Our program delivers a fitness that is, by design, broad, general, and inclusive. Our specialty is not specializing. Combat, survival, many sports, and life reward this kind of fitness and, on average, punish the specialist.
Punishing the specialist. I know all about that. For 20 years I was a long-distance runner. I have the compendium of overuse injuries to underscore the punishment of my speciality.
I wanted – and needed – to be rewarded with fitness that would take me, in good health and sound body, into my 60s and beyond.
And so, on the advice of my very smart, very fit daughter, I joined our local CrossFit gym – CrossFit Beacon. The building is like a cathedral to fitness. You enter a narthex, a smaller, low-ceilinged room, passing a phalanx of Concept2 rowing machines and walls decorated with jumping ropes. From there you enter the nave – soaring walls and equipment that draws your eyes upward.
For a newbie, it can be very intimidating.
Except that everyone there is not only impossibly fit, but really, really nice. And welcoming. And positive. And strong.
WOD, snatch, AMRAP, thruster, MetCon. There’s a whole new vocabulary to learn. An observation: what doesn’t sound just a little bit vulgar sounds like shorthand employed by Seal Team 6.
Who better to indoctrinate introduce me to CrossFit culture and ritual than Annie Michel, 55, who has in a few short days become my workout mentor and my role model.

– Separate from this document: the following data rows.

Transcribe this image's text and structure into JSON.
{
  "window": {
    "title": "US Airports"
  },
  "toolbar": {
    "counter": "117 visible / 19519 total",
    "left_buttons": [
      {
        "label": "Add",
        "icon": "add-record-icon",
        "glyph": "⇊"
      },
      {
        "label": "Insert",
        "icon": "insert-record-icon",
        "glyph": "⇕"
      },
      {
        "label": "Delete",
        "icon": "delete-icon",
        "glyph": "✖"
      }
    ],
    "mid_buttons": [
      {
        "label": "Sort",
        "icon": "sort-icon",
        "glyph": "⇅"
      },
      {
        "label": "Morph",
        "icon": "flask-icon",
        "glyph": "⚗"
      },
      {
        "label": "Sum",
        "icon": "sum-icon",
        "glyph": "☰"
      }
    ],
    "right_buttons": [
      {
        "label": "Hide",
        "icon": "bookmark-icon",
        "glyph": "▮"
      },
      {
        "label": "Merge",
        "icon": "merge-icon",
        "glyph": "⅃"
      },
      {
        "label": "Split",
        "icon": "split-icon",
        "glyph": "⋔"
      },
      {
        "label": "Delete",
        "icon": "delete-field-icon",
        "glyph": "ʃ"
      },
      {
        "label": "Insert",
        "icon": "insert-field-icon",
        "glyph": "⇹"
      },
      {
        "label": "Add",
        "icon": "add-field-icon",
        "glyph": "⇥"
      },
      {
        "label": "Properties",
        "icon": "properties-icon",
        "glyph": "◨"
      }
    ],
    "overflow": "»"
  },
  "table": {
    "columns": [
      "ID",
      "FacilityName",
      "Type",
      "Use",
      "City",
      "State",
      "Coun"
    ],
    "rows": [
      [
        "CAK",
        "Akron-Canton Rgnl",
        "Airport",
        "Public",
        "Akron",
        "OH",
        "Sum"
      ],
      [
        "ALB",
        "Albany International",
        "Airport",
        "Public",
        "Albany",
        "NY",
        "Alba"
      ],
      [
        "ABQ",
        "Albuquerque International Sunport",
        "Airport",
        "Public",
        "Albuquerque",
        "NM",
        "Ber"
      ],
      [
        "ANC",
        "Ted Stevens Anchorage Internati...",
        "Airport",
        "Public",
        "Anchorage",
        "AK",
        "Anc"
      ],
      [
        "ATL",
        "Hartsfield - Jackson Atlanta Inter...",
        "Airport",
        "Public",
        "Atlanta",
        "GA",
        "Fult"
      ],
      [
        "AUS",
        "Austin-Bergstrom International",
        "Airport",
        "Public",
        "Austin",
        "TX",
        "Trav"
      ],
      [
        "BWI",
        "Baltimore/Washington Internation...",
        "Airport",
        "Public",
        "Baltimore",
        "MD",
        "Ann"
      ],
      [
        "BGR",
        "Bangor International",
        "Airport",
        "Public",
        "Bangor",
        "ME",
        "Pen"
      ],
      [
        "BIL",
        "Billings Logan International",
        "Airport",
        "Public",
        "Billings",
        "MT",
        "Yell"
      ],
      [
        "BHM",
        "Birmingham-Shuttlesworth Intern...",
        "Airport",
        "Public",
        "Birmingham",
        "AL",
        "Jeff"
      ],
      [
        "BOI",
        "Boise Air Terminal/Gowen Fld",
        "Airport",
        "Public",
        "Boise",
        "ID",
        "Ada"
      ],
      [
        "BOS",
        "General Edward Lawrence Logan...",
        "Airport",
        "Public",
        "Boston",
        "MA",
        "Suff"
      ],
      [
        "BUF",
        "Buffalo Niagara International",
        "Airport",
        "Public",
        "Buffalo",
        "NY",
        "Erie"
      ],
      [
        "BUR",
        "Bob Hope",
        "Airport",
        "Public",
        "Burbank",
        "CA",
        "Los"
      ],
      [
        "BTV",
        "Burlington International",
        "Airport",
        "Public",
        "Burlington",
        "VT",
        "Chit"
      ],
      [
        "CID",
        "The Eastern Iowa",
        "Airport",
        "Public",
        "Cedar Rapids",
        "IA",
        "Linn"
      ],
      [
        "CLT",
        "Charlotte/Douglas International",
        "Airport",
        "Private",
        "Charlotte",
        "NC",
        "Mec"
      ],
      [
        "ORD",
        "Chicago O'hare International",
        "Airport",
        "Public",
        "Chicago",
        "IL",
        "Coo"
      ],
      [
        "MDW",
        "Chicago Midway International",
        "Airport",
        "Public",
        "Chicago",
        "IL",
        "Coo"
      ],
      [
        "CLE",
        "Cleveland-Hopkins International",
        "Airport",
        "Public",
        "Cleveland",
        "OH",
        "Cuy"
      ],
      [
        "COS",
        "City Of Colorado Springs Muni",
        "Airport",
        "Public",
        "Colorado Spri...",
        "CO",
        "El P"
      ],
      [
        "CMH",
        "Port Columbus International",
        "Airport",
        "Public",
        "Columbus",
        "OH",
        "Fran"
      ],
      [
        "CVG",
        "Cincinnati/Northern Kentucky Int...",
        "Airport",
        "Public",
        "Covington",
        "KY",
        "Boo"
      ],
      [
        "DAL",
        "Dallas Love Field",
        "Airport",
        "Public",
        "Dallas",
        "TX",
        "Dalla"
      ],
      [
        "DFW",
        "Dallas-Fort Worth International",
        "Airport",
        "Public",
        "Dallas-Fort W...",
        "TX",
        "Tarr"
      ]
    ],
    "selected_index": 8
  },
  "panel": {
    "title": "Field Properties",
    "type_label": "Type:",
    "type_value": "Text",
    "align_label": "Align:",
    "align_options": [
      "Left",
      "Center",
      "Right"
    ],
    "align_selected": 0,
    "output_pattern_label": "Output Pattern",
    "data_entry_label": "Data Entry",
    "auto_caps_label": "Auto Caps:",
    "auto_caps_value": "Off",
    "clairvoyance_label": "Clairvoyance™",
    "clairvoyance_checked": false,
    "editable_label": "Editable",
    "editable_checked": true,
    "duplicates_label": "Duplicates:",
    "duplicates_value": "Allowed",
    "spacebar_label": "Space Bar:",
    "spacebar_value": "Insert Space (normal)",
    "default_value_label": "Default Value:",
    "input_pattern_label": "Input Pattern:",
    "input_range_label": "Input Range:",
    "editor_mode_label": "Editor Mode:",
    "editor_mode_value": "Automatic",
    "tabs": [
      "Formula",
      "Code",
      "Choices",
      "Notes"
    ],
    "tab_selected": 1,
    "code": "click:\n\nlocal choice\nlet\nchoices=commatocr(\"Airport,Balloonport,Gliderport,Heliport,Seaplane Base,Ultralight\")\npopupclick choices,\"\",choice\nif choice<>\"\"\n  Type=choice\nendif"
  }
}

Annie’s bona fides are staggering. Last month she took second place in her age group, in the whole freakin’ universe, at the 2012 CrossFit Games.
Annie taught me the basics – snatching and thrusting, double-unders and hang cleans – so I could slip seamlessly into CrossFit classes. At least that was my hope.
Today was my first class. Seamless doesn’t exactly describe my maiden voyage on the good ship CrossFit. Keep in mind that in today’s class I was the oldest participant by at least a couple of decades. (Annie, where were you when I needed you?)
The warm-up was a 400-meter run (thank you, baby jebus), followed by ball slams, then burpees, and ending with side lunges.
Reader, the burpees alone were enough to kill me.
And that was the warm up. It got harder from there. A lot harder. Today, my daughter informed me, with what I believe was unnecessary condescension and eye-rolling, was a particularly easy WOD (workout of the day).
My body is still vibrating with fatigue.
In spite of my weak-kneed and breathless condition, I left the gym knowing I want to get good at this. I’ll work harder and get stronger and make progress. I want to be a badass.
But first I will take my sorry, quivering bod down to the ocean for a good soak.
*I have until February 7, 2013 to arrive at 60 healthy, fit, and full of beans. SMTS is a record of my journey.